__The problem__:
The word "test" marks the lines to copy; find all of them in the entries below.

Dataset items
════════
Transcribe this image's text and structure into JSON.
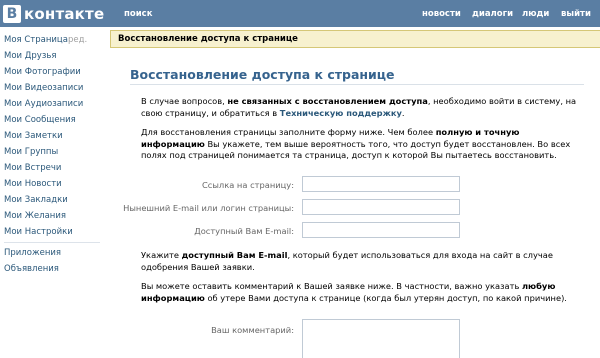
{
  "header": {
    "logo_letter": "В",
    "logo_text": "контакте",
    "search_label": "поиск",
    "nav": [
      "новости",
      "диалоги",
      "люди",
      "выйти"
    ]
  },
  "sidebar": {
    "items": [
      "Моя Страница",
      "Мои Друзья",
      "Мои Фотографии",
      "Мои Видеозаписи",
      "Мои Аудиозаписи",
      "Мои Сообщения",
      "Мои Заметки",
      "Мои Группы",
      "Мои Встречи",
      "Мои Новости",
      "Мои Закладки",
      "Мои Желания",
      "Мои Настройки"
    ],
    "edit_label": "ред.",
    "extra": [
      "Приложения",
      "Объявления"
    ]
  },
  "subbar": {
    "title": "Восстановление доступа к странице"
  },
  "main": {
    "title": "Восстановление доступа к странице",
    "p1_a": "В случае вопросов, ",
    "p1_b": "не связанных с восстановлением доступа",
    "p1_c": ", необходимо войти в систему, на свою страницу, и обратиться в ",
    "p1_link": "Техническую поддержку",
    "p1_d": ".",
    "p2_a": "Для восстановления страницы заполните форму ниже. Чем более ",
    "p2_b": "полную и точную информацию",
    "p2_c": " Вы укажете, тем выше вероятность того, что доступ будет восстановлен. Во всех полях под страницей понимается та страница, доступ к которой Вы пытаетесь восстановить.",
    "fields": [
      {
        "label": "Ссылка на страницу:",
        "value": ""
      },
      {
        "label": "Нынешний E-mail или логин страницы:",
        "value": ""
      },
      {
        "label": "Доступный Вам E-mail:",
        "value": ""
      }
    ],
    "p3_a": "Укажите ",
    "p3_b": "доступный Вам E-mail",
    "p3_c": ", который будет использоваться для входа на сайт в случае одобрения Вашей заявки.",
    "p4_a": "Вы можете оставить комментарий к Вашей заявке ниже. В частности, важно указать ",
    "p4_b": "любую информацию",
    "p4_c": " об утере Вами доступа к странице (когда был утерян доступ, по какой причине).",
    "comment_label": "Ваш комментарий:",
    "comment_value": ""
  }
}
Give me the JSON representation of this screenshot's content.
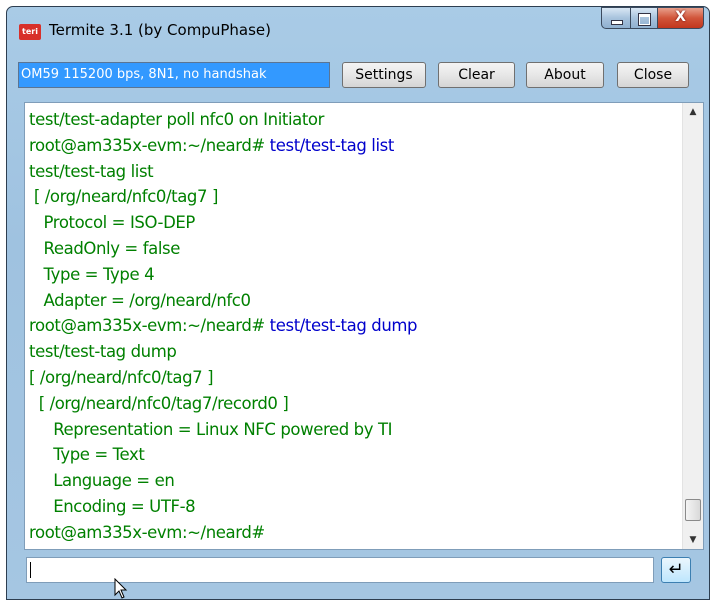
{
  "window": {
    "title": "Termite 3.1 (by CompuPhase)",
    "icon": "termite-app-icon",
    "icon_text": "teri"
  },
  "caption_buttons": {
    "minimize": "minimize-icon",
    "maximize": "maximize-icon",
    "close_glyph": "X"
  },
  "toolbar": {
    "port_settings": "OM59 115200 bps, 8N1, no handshak",
    "settings_label": "Settings",
    "clear_label": "Clear",
    "about_label": "About",
    "close_label": "Close"
  },
  "terminal": {
    "lines": [
      {
        "text": "test/test-adapter poll nfc0 on Initiator"
      },
      {
        "prompt": "root@am335x-evm:~/neard# ",
        "cmd": "test/test-tag list"
      },
      {
        "text": "test/test-tag list"
      },
      {
        "text": " [ /org/neard/nfc0/tag7 ]"
      },
      {
        "text": "   Protocol = ISO-DEP"
      },
      {
        "text": "   ReadOnly = false"
      },
      {
        "text": "   Type = Type 4"
      },
      {
        "text": "   Adapter = /org/neard/nfc0"
      },
      {
        "prompt": "root@am335x-evm:~/neard# ",
        "cmd": "test/test-tag dump"
      },
      {
        "text": "test/test-tag dump"
      },
      {
        "text": "[ /org/neard/nfc0/tag7 ]"
      },
      {
        "text": "  [ /org/neard/nfc0/tag7/record0 ]"
      },
      {
        "text": "     Representation = Linux NFC powered by TI"
      },
      {
        "text": "     Type = Text"
      },
      {
        "text": "     Language = en"
      },
      {
        "text": "     Encoding = UTF-8"
      },
      {
        "prompt": "root@am335x-evm:~/neard#",
        "cmd": ""
      }
    ],
    "output_color": "#008000",
    "command_color": "#0000cc"
  },
  "input": {
    "value": "",
    "send_icon": "enter-return-icon",
    "send_glyph": "↵"
  },
  "colors": {
    "selection": "#3399ff",
    "frame": "#a9cbe6",
    "close_button": "#c2361e"
  }
}
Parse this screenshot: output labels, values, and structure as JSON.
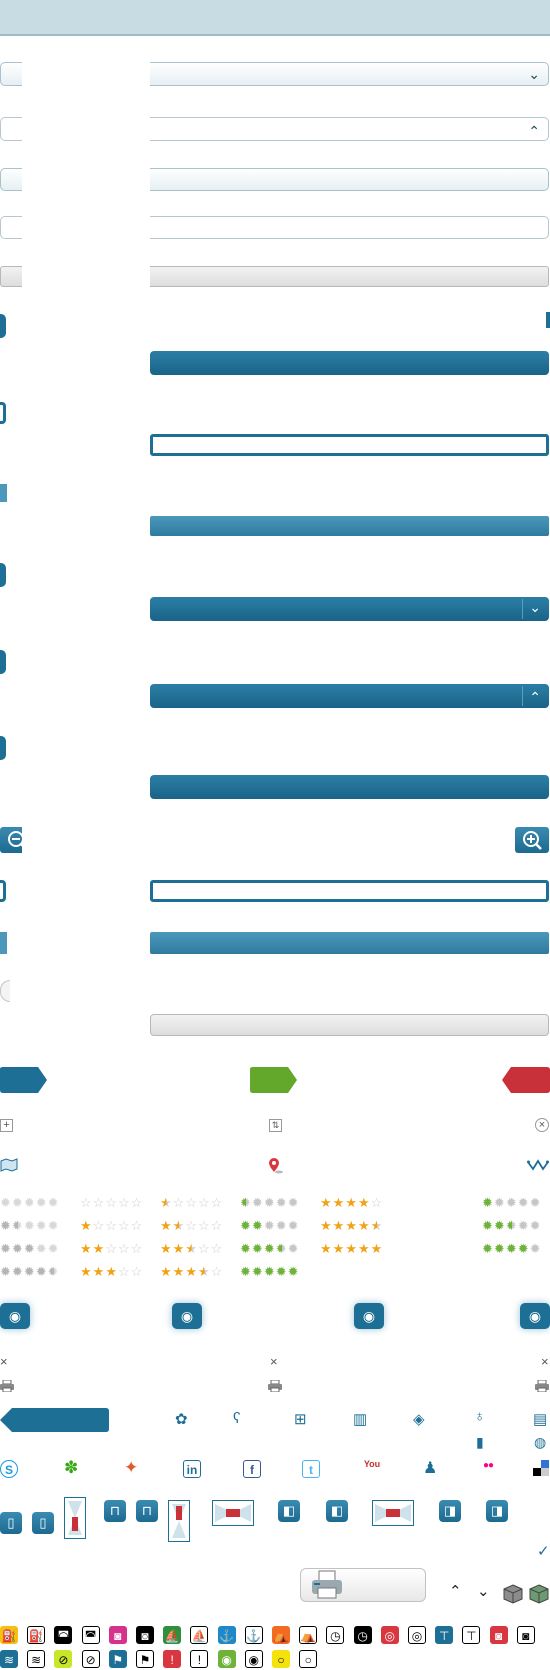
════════
__Task solution__:
        "text": "test/test-adapter poll nfc0 on Initiator"
        "cmd": "test/test-tag list"
        "text": "test/test-tag list"
        "cmd": "test/test-tag dump"
        "text": "test/test-tag dump"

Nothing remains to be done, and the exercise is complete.